Featuring paintings on canvas and drawings for the most part, the exhibition also includes a number of three-dimensional works by the artist. Curated by Eda Berkmen, Empty House invites the viewer to a game of remembering and imagining. Aytekin's new series of the same name feature a house that has been purged of all kinds of details, the weight of furniture, and the clutter of everyday life's necessities. The contours, outlines of colours and fold lines constitute the rooms, corners, corridors, and beams of an empty house. The paintings in this series derive from a house that existed in Aytekin's past, a model of which is also on display; however, this house has been conveyed on canvas only after being merged with various similar spaces from the memories of the artist, and the exhibition space itself. This construct, which refrains from affectation and explicit depiction, is reduced to its simplest form, evoking other spaces, memories and dreams.
Can Aytekin contemplates the function of sight and memory, through painting objects and places from his own life, corresponding to the sacred and the abstract concepts that prompted art making throughout centuries. Conducting detailed research on archetypes from art history, the artist combines the styles and techniques of his predecessors with his own gaze and canvas.
Aytekin, through variation, explores concepts and painting methods. The visibility of Aytekin's rigorous experimentation in his paintings also makes it possible to witness the artist's process of developing his technical and material vocabulary.
Eponymous with the exhibition, Aytekin's latest series "Empty House" is on view on the ground floor of Arter. In the context of the exhibition, the concept of emptiness describes not a sense of absence or lack but an interspace that makes room for transformation, change, and associations. "Empty House" is a game Aytekin plays in his studio; it is his production process.

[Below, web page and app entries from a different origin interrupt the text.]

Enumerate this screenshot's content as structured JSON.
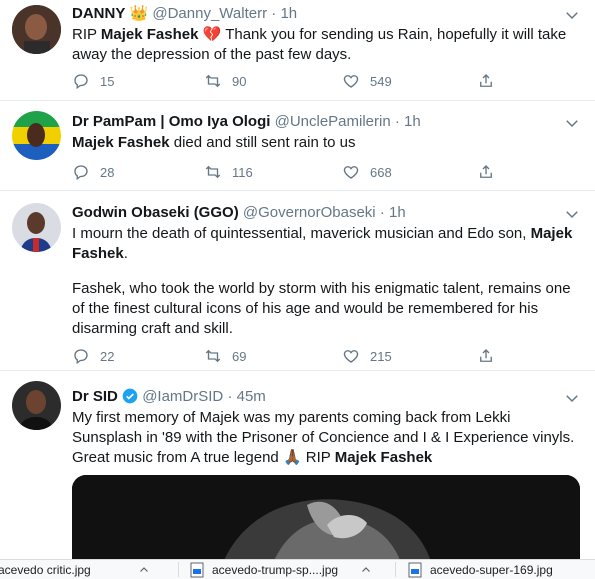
{
  "tweets": [
    {
      "name": "DANNY",
      "name_emoji": "👑",
      "handle": "@Danny_Walterr",
      "time": "1h",
      "text_before": "RIP ",
      "bold": "Majek Fashek",
      "text_after": " 💔 Thank you for sending us Rain, hopefully it will take away the depression of the past few days.",
      "replies": "15",
      "retweets": "90",
      "likes": "549"
    },
    {
      "name": "Dr PamPam | Omo Iya Ologi",
      "handle": "@UnclePamilerin",
      "time": "1h",
      "bold": "Majek Fashek",
      "text_after": " died and still sent rain to us",
      "replies": "28",
      "retweets": "116",
      "likes": "668"
    },
    {
      "name": "Godwin Obaseki (GGO)",
      "handle": "@GovernorObaseki",
      "time": "1h",
      "text_before": "I mourn the death of quintessential, maverick musician and Edo son, ",
      "bold": "Majek Fashek",
      "text_after": ".",
      "paragraph2": "Fashek, who took the world by storm with his enigmatic talent, remains one of the finest cultural icons of his age and would be remembered for his disarming craft and skill.",
      "replies": "22",
      "retweets": "69",
      "likes": "215"
    },
    {
      "name": "Dr SID",
      "handle": "@IamDrSID",
      "time": "45m",
      "text_before": "My first memory of Majek was my parents coming back from Lekki Sunsplash in '89 with the Prisoner of Concience and I & I Experience vinyls. Great music from A true legend ",
      "emoji": "🙏🏾",
      "text_mid": " RIP ",
      "bold": "Majek Fashek"
    }
  ],
  "downloads": [
    {
      "name": "acevedo critic.jpg"
    },
    {
      "name": "acevedo-trump-sp....jpg"
    },
    {
      "name": "acevedo-super-169.jpg"
    }
  ],
  "colors": {
    "text": "#14171a",
    "muted": "#657786",
    "blue": "#1da1f2",
    "border": "#e6ecf0"
  }
}
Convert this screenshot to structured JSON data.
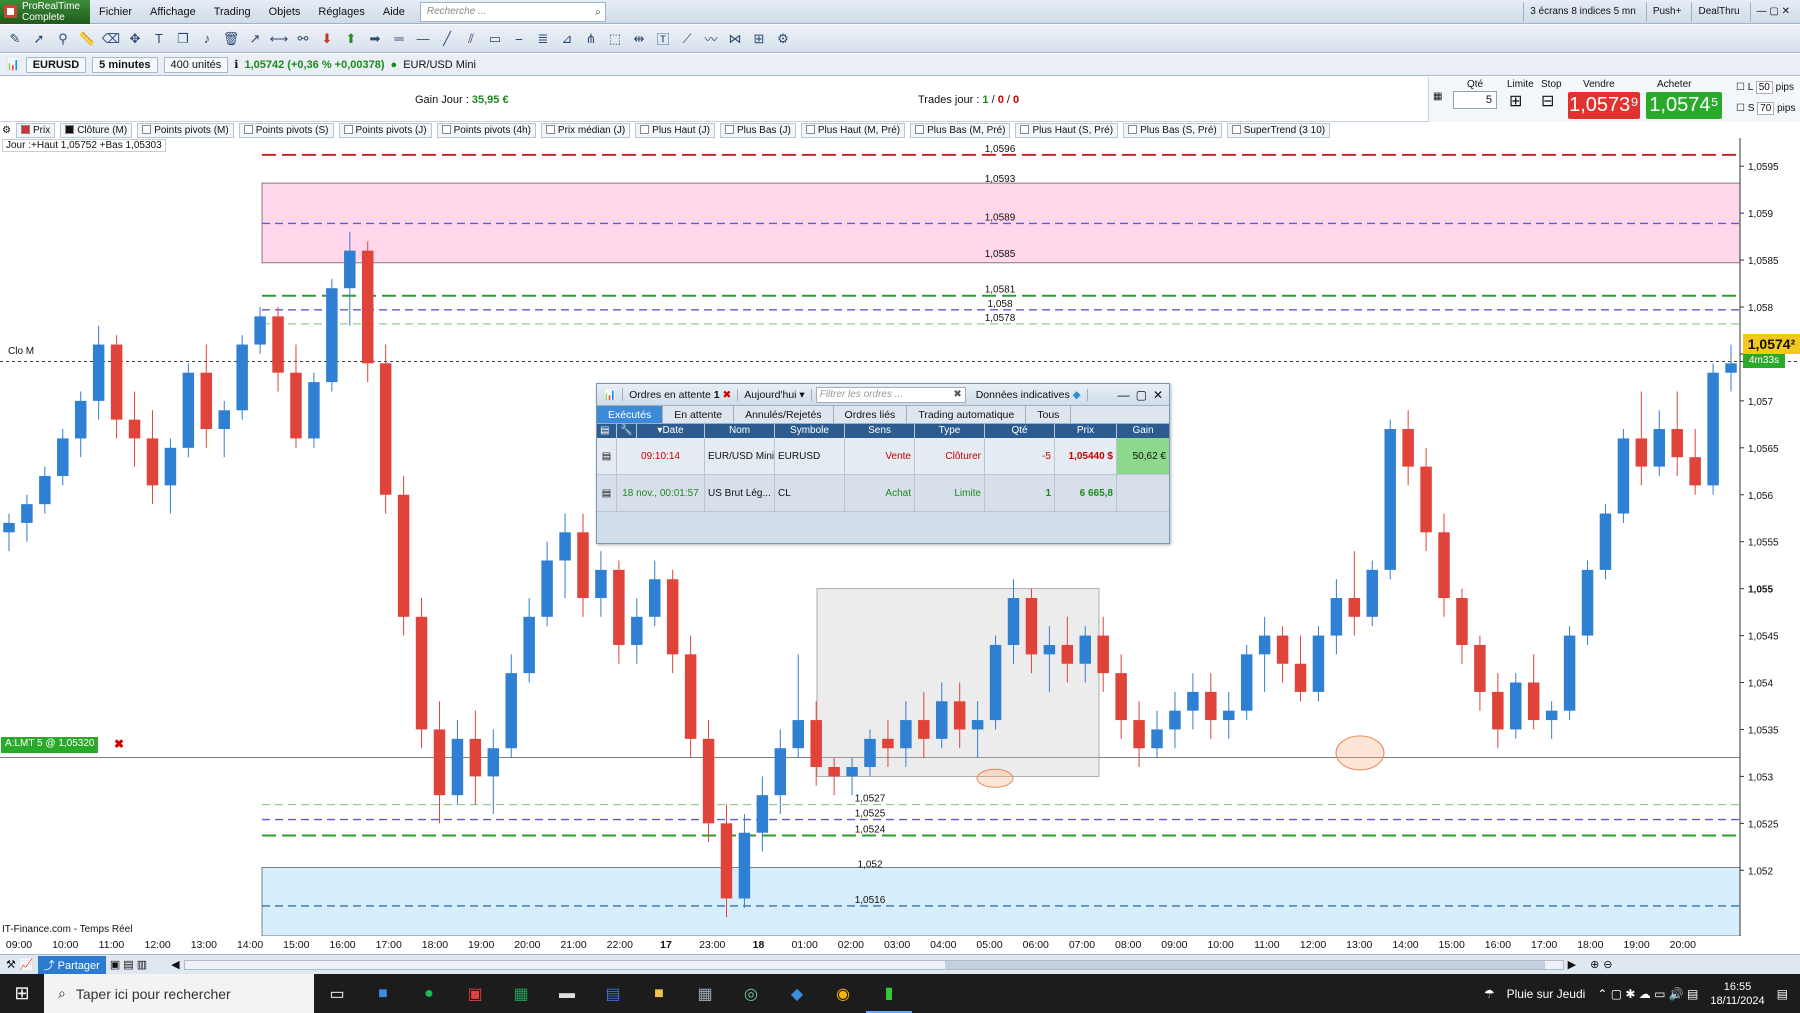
{
  "app": {
    "logo_line1": "ProRealTime",
    "logo_line2": "Complete"
  },
  "menu": [
    "Fichier",
    "Affichage",
    "Trading",
    "Objets",
    "Réglages",
    "Aide"
  ],
  "search": {
    "placeholder": "Recherche ..."
  },
  "menu_right": {
    "screens": "3 écrans 8 indices 5 mn",
    "push": "Push+",
    "dealthru": "DealThru"
  },
  "instrument": {
    "symbol": "EURUSD",
    "period": "5 minutes",
    "units": "400 unités",
    "price_info": "1,05742 (+0,36 % +0,00378)",
    "name": "EUR/USD Mini"
  },
  "gain": {
    "label": "Gain Jour :",
    "value": "35,95 €"
  },
  "trades": {
    "label": "Trades jour :",
    "v1": "1",
    "v2": "0",
    "v3": "0"
  },
  "order_panel": {
    "qte_label": "Qté",
    "qte_value": "5",
    "limite_label": "Limite",
    "stop_label": "Stop",
    "vendre_label": "Vendre",
    "acheter_label": "Acheter",
    "sell_price": "1,0573⁹",
    "buy_price": "1,0574⁵",
    "l_label": "L",
    "l_value": "50",
    "s_label": "S",
    "s_value": "70",
    "pips": "pips"
  },
  "indicators": [
    "Prix",
    "Clôture (M)",
    "Points pivots (M)",
    "Points pivots (S)",
    "Points pivots (J)",
    "Points pivots (4h)",
    "Prix médian (J)",
    "Plus Haut (J)",
    "Plus Bas (J)",
    "Plus Haut (M, Pré)",
    "Plus Bas (M, Pré)",
    "Plus Haut (S, Pré)",
    "Plus Bas (S, Pré)",
    "SuperTrend (3 10)"
  ],
  "jour_info": "Jour :+Haut 1,05752 +Bas 1,05303",
  "clo_label": "Clo M",
  "alert_tag": "A:LMT 5 @ 1,05320",
  "current": {
    "price": "1,0574²",
    "countdown": "4m33s"
  },
  "source": "IT-Finance.com - Temps Réel",
  "share_label": "Partager",
  "chart_data": {
    "type": "candlestick",
    "symbol": "EURUSD",
    "ylim": [
      1.0513,
      1.0598
    ],
    "y_ticks": [
      "1,0595",
      "1,059",
      "1,0585",
      "1,058",
      "1,0575",
      "1,057",
      "1,0565",
      "1,056",
      "1,0555",
      "1,055",
      "1,0545",
      "1,054",
      "1,0535",
      "1,053",
      "1,0525",
      "1,052"
    ],
    "x_ticks": [
      {
        "label": "09:00",
        "bold": false
      },
      {
        "label": "10:00",
        "bold": false
      },
      {
        "label": "11:00",
        "bold": false
      },
      {
        "label": "12:00",
        "bold": false
      },
      {
        "label": "13:00",
        "bold": false
      },
      {
        "label": "14:00",
        "bold": false
      },
      {
        "label": "15:00",
        "bold": false
      },
      {
        "label": "16:00",
        "bold": false
      },
      {
        "label": "17:00",
        "bold": false
      },
      {
        "label": "18:00",
        "bold": false
      },
      {
        "label": "19:00",
        "bold": false
      },
      {
        "label": "20:00",
        "bold": false
      },
      {
        "label": "21:00",
        "bold": false
      },
      {
        "label": "22:00",
        "bold": false
      },
      {
        "label": "17",
        "bold": true
      },
      {
        "label": "23:00",
        "bold": false
      },
      {
        "label": "18",
        "bold": true
      },
      {
        "label": "01:00",
        "bold": false
      },
      {
        "label": "02:00",
        "bold": false
      },
      {
        "label": "03:00",
        "bold": false
      },
      {
        "label": "04:00",
        "bold": false
      },
      {
        "label": "05:00",
        "bold": false
      },
      {
        "label": "06:00",
        "bold": false
      },
      {
        "label": "07:00",
        "bold": false
      },
      {
        "label": "08:00",
        "bold": false
      },
      {
        "label": "09:00",
        "bold": false
      },
      {
        "label": "10:00",
        "bold": false
      },
      {
        "label": "11:00",
        "bold": false
      },
      {
        "label": "12:00",
        "bold": false
      },
      {
        "label": "13:00",
        "bold": false
      },
      {
        "label": "14:00",
        "bold": false
      },
      {
        "label": "15:00",
        "bold": false
      },
      {
        "label": "16:00",
        "bold": false
      },
      {
        "label": "17:00",
        "bold": false
      },
      {
        "label": "18:00",
        "bold": false
      },
      {
        "label": "19:00",
        "bold": false
      },
      {
        "label": "20:00",
        "bold": false
      }
    ],
    "levels": [
      {
        "value": 1.05962,
        "label": "1,0596",
        "color": "#c62828",
        "dash": "14,6",
        "w": 2
      },
      {
        "value": 1.05889,
        "label": "1,0589",
        "color": "#5e5bd6",
        "dash": "8,5",
        "w": 1.3
      },
      {
        "value": 1.05812,
        "label": "1,0581",
        "color": "#2e9e2e",
        "dash": "14,6",
        "w": 2
      },
      {
        "value": 1.05797,
        "label": "1,058",
        "color": "#5e5bd6",
        "dash": "8,5",
        "w": 1.3
      },
      {
        "value": 1.05782,
        "label": "1,0578",
        "color": "#7fc07f",
        "dash": "8,5",
        "w": 1
      },
      {
        "value": 1.0527,
        "label": "1,0527",
        "color": "#7fc07f",
        "dash": "8,5",
        "w": 1
      },
      {
        "value": 1.05254,
        "label": "1,0525",
        "color": "#5e5bd6",
        "dash": "8,5",
        "w": 1.3
      },
      {
        "value": 1.05237,
        "label": "1,0524",
        "color": "#2e9e2e",
        "dash": "14,6",
        "w": 2
      },
      {
        "value": 1.05162,
        "label": "1,0516",
        "color": "#1f4fa0",
        "dash": "8,5",
        "w": 1.2
      }
    ],
    "zone_labels": [
      {
        "value": 1.0593,
        "label": "1,0593"
      },
      {
        "value": 1.0585,
        "label": "1,0585"
      },
      {
        "value": 1.052,
        "label": "1,052"
      }
    ],
    "zones": [
      {
        "from": 1.05847,
        "to": 1.05932,
        "color": "#ffd6ea"
      },
      {
        "from": 1.0513,
        "to": 1.05203,
        "color": "#d7eefc"
      }
    ],
    "close_level": 1.05742,
    "alert_level": 1.0532,
    "candles": [
      [
        1.0556,
        1.0558,
        1.0554,
        1.0557
      ],
      [
        1.0557,
        1.056,
        1.0555,
        1.0559
      ],
      [
        1.0559,
        1.0563,
        1.0558,
        1.0562
      ],
      [
        1.0562,
        1.0567,
        1.0561,
        1.0566
      ],
      [
        1.0566,
        1.0571,
        1.0564,
        1.057
      ],
      [
        1.057,
        1.0578,
        1.0568,
        1.0576
      ],
      [
        1.0576,
        1.0577,
        1.0566,
        1.0568
      ],
      [
        1.0568,
        1.0571,
        1.0563,
        1.0566
      ],
      [
        1.0566,
        1.0569,
        1.0559,
        1.0561
      ],
      [
        1.0561,
        1.0566,
        1.0558,
        1.0565
      ],
      [
        1.0565,
        1.0574,
        1.0564,
        1.0573
      ],
      [
        1.0573,
        1.0576,
        1.0565,
        1.0567
      ],
      [
        1.0567,
        1.057,
        1.0564,
        1.0569
      ],
      [
        1.0569,
        1.0577,
        1.0568,
        1.0576
      ],
      [
        1.0576,
        1.058,
        1.0575,
        1.0579
      ],
      [
        1.0579,
        1.058,
        1.0571,
        1.0573
      ],
      [
        1.0573,
        1.0576,
        1.0565,
        1.0566
      ],
      [
        1.0566,
        1.0573,
        1.0565,
        1.0572
      ],
      [
        1.0572,
        1.0583,
        1.0571,
        1.0582
      ],
      [
        1.0582,
        1.0588,
        1.0578,
        1.0586
      ],
      [
        1.0586,
        1.0587,
        1.0572,
        1.0574
      ],
      [
        1.0574,
        1.0576,
        1.0558,
        1.056
      ],
      [
        1.056,
        1.0562,
        1.0545,
        1.0547
      ],
      [
        1.0547,
        1.0549,
        1.0533,
        1.0535
      ],
      [
        1.0535,
        1.0538,
        1.0525,
        1.0528
      ],
      [
        1.0528,
        1.0536,
        1.0527,
        1.0534
      ],
      [
        1.0534,
        1.0537,
        1.0527,
        1.053
      ],
      [
        1.053,
        1.0535,
        1.0526,
        1.0533
      ],
      [
        1.0533,
        1.0543,
        1.0532,
        1.0541
      ],
      [
        1.0541,
        1.0549,
        1.054,
        1.0547
      ],
      [
        1.0547,
        1.0555,
        1.0546,
        1.0553
      ],
      [
        1.0553,
        1.0558,
        1.0549,
        1.0556
      ],
      [
        1.0556,
        1.0558,
        1.0547,
        1.0549
      ],
      [
        1.0549,
        1.0554,
        1.0547,
        1.0552
      ],
      [
        1.0552,
        1.0553,
        1.0542,
        1.0544
      ],
      [
        1.0544,
        1.0549,
        1.0542,
        1.0547
      ],
      [
        1.0547,
        1.0553,
        1.0546,
        1.0551
      ],
      [
        1.0551,
        1.0552,
        1.0541,
        1.0543
      ],
      [
        1.0543,
        1.0545,
        1.0532,
        1.0534
      ],
      [
        1.0534,
        1.0536,
        1.0523,
        1.0525
      ],
      [
        1.0525,
        1.0527,
        1.0515,
        1.0517
      ],
      [
        1.0517,
        1.0526,
        1.0516,
        1.0524
      ],
      [
        1.0524,
        1.053,
        1.0522,
        1.0528
      ],
      [
        1.0528,
        1.0535,
        1.0526,
        1.0533
      ],
      [
        1.0533,
        1.0543,
        1.0532,
        1.0536
      ],
      [
        1.0536,
        1.0538,
        1.0529,
        1.0531
      ],
      [
        1.0531,
        1.0532,
        1.0528,
        1.053
      ],
      [
        1.053,
        1.0532,
        1.0528,
        1.0531
      ],
      [
        1.0531,
        1.0535,
        1.053,
        1.0534
      ],
      [
        1.0534,
        1.0536,
        1.0531,
        1.0533
      ],
      [
        1.0533,
        1.0538,
        1.0531,
        1.0536
      ],
      [
        1.0536,
        1.0539,
        1.0532,
        1.0534
      ],
      [
        1.0534,
        1.054,
        1.0533,
        1.0538
      ],
      [
        1.0538,
        1.054,
        1.0533,
        1.0535
      ],
      [
        1.0535,
        1.0538,
        1.0532,
        1.0536
      ],
      [
        1.0536,
        1.0545,
        1.0535,
        1.0544
      ],
      [
        1.0544,
        1.0551,
        1.0542,
        1.0549
      ],
      [
        1.0549,
        1.055,
        1.0541,
        1.0543
      ],
      [
        1.0543,
        1.0546,
        1.0539,
        1.0544
      ],
      [
        1.0544,
        1.0547,
        1.054,
        1.0542
      ],
      [
        1.0542,
        1.0546,
        1.054,
        1.0545
      ],
      [
        1.0545,
        1.0547,
        1.0539,
        1.0541
      ],
      [
        1.0541,
        1.0543,
        1.0534,
        1.0536
      ],
      [
        1.0536,
        1.0538,
        1.0531,
        1.0533
      ],
      [
        1.0533,
        1.0537,
        1.0532,
        1.0535
      ],
      [
        1.0535,
        1.0539,
        1.0533,
        1.0537
      ],
      [
        1.0537,
        1.0541,
        1.0535,
        1.0539
      ],
      [
        1.0539,
        1.0541,
        1.0534,
        1.0536
      ],
      [
        1.0536,
        1.0539,
        1.0534,
        1.0537
      ],
      [
        1.0537,
        1.0544,
        1.0536,
        1.0543
      ],
      [
        1.0543,
        1.0547,
        1.0539,
        1.0545
      ],
      [
        1.0545,
        1.0546,
        1.054,
        1.0542
      ],
      [
        1.0542,
        1.0545,
        1.0538,
        1.0539
      ],
      [
        1.0539,
        1.0546,
        1.0538,
        1.0545
      ],
      [
        1.0545,
        1.0551,
        1.0543,
        1.0549
      ],
      [
        1.0549,
        1.0554,
        1.0545,
        1.0547
      ],
      [
        1.0547,
        1.0553,
        1.0546,
        1.0552
      ],
      [
        1.0552,
        1.0568,
        1.0551,
        1.0567
      ],
      [
        1.0567,
        1.0569,
        1.0561,
        1.0563
      ],
      [
        1.0563,
        1.0565,
        1.0554,
        1.0556
      ],
      [
        1.0556,
        1.0558,
        1.0547,
        1.0549
      ],
      [
        1.0549,
        1.055,
        1.0542,
        1.0544
      ],
      [
        1.0544,
        1.0545,
        1.0537,
        1.0539
      ],
      [
        1.0539,
        1.0541,
        1.0533,
        1.0535
      ],
      [
        1.0535,
        1.0541,
        1.0534,
        1.054
      ],
      [
        1.054,
        1.0543,
        1.0535,
        1.0536
      ],
      [
        1.0536,
        1.0538,
        1.0534,
        1.0537
      ],
      [
        1.0537,
        1.0546,
        1.0536,
        1.0545
      ],
      [
        1.0545,
        1.0553,
        1.0544,
        1.0552
      ],
      [
        1.0552,
        1.0559,
        1.0551,
        1.0558
      ],
      [
        1.0558,
        1.0567,
        1.0557,
        1.0566
      ],
      [
        1.0566,
        1.0571,
        1.0561,
        1.0563
      ],
      [
        1.0563,
        1.0569,
        1.0562,
        1.0567
      ],
      [
        1.0567,
        1.0571,
        1.0562,
        1.0564
      ],
      [
        1.0564,
        1.0567,
        1.056,
        1.0561
      ],
      [
        1.0561,
        1.0574,
        1.056,
        1.0573
      ],
      [
        1.0573,
        1.0576,
        1.0571,
        1.0574
      ]
    ]
  },
  "dialog": {
    "tab_label": "Ordres en attente",
    "tab_count": "1",
    "period": "Aujourd'hui",
    "filter_placeholder": "Filtrer les ordres ...",
    "info": "Données indicatives",
    "tabs": [
      "Exécutés",
      "En attente",
      "Annulés/Rejetés",
      "Ordres liés",
      "Trading automatique",
      "Tous"
    ],
    "columns": [
      "Date",
      "Nom",
      "Symbole",
      "Sens",
      "Type",
      "Qté",
      "Prix",
      "Gain"
    ],
    "rows": [
      {
        "date": "09:10:14",
        "nom": "EUR/USD Mini",
        "symbole": "EURUSD",
        "sens": "Vente",
        "type": "Clôturer",
        "qte": "-5",
        "prix": "1,05440 $",
        "gain": "50,62 €"
      },
      {
        "date": "18 nov., 00:01:57",
        "nom": "US Brut Lég...",
        "symbole": "CL",
        "sens": "Achat",
        "type": "Limite",
        "qte": "1",
        "prix": "6 665,8",
        "gain": ""
      }
    ]
  },
  "taskbar": {
    "search_placeholder": "Taper ici pour rechercher",
    "weather": "Pluie sur Jeudi",
    "time": "16:55",
    "date": "18/11/2024"
  }
}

It is also a game for the viewer to revel in reminiscing, making links, and shifting positions.